Forest ecosystems need nutrients like manganese and sulfur to function properly and grow, but high concentrations of a particular nutrient, or too much at once, can be detrimental to forest health. In urban areas, for example, soils or plants may contain higher levels of sulfur or nitrogen due to air pollution, while plants near the coast have higher exposure to sodium from sea spray.
With funding from the National Science Foundation, American Water Resources Association and UD’s geography department, Dowtin is investigating how the different species and density of the trees in the fragments affect the amount and chemical properties of water and solutes that cycles through the forest.
Beech trees, for example, have smooth bark. During strong storms that drop a lot of rain over a short amount of time, water may run in sheets down this tree species and contribute to soil erosion or loss of soil productivity. Oak trees, however, typically have rough bark with deep grooves that slow the flow of water from the canopy to the forest floor.
To collect stemflow, Dowtin mounted vinyl tubing to trees at various depths within the forest field sites to direct precipitation into a container. She makes regular trips to each of her five field sites to measure the depth of the water collected in each container, then converts the depth to a total water volume using a mathematical equation.

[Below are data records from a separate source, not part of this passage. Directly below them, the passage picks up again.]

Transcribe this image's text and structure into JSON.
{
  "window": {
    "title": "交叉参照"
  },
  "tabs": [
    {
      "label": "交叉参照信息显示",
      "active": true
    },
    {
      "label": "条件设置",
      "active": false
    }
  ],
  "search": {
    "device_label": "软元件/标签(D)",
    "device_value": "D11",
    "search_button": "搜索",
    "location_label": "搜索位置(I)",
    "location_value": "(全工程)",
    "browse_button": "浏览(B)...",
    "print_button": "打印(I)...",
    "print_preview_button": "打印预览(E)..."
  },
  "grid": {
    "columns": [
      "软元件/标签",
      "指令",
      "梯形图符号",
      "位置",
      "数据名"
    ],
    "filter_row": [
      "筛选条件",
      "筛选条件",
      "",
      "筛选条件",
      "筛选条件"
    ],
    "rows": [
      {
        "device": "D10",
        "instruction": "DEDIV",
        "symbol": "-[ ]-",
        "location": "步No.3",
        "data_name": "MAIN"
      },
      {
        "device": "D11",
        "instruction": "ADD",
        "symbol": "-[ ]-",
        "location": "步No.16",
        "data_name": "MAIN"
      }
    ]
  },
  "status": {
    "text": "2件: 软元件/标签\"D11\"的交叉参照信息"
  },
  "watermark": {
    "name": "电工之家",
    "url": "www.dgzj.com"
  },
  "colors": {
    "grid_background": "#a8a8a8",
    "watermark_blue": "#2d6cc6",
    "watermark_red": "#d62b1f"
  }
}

Over the next year, this data will provide a snapshot of how much water reaches the forest floor through stemflow in each forest fragment. Analyzing stemflow samples will allow Dowtin to measure concentrations of ions present in the water, such as chlorine, potassium, magnesium, nitrogen and phosphorous.
Historically, scientists have said stemflow represents less than 5 percent of the gross precipitation entering the soil. Levia, an expert in hydrology, contends that number is higher for some forest types.
“While statistics have typically been calculated over the entire canopy area of the tree, measuring stemflow at the base of the tree trunk, as Asia is doing, may provide a more accurate reflection of stemflow’s contribution to the overall forest ecology,” he says.
Levia recently published a review article on stemflow’s role in the hydrology and biogeochemistry of forests and shrublands in Reviews of Geophysics, a journal of the American Geophysical Union. Co-authored with Sonja Germer, a research scientist at Leibniz Institute for Agricultural Engineering in Potsdam, Germany, it is the first review article on stemflow published outside of a hydrology journal, Levia says.
In the paper, he and Germer provide an overview of current and historical research in this area and identify future research opportunities for hydrologists, biogeoscientists, forest ecologists and others interested in the hydrology and biogeochemistry of wooded ecosystems.
“If we are going to develop better biogeochemistry models, we need to know where the hotspots and hot moments are — the times at which more things are being cycled in and through our forest ecosystem. These hot moments could be periods, seasons or even times within events where certain areas of the forest floor have more biogeochemical reactivity than at other times,” Levia says.
One burgeoning question is whether, and to what extent, trees in urban forest fragments of varying sizes and shapes differentially intercept and transport atmospheric pollutants. Dowtin’s research aims to answer this precise question, among others.
Back in Wilmington, there is also the economic and safety benefit to consider, says Dowtin. “I can’t say that one tree with rough bark is going to stop city flooding, but if we are strategic in planting certain trees that can capture water on leaf surfaces or slow water down on bark surfaces, I think we can help provide some solutions to some urban water issues.”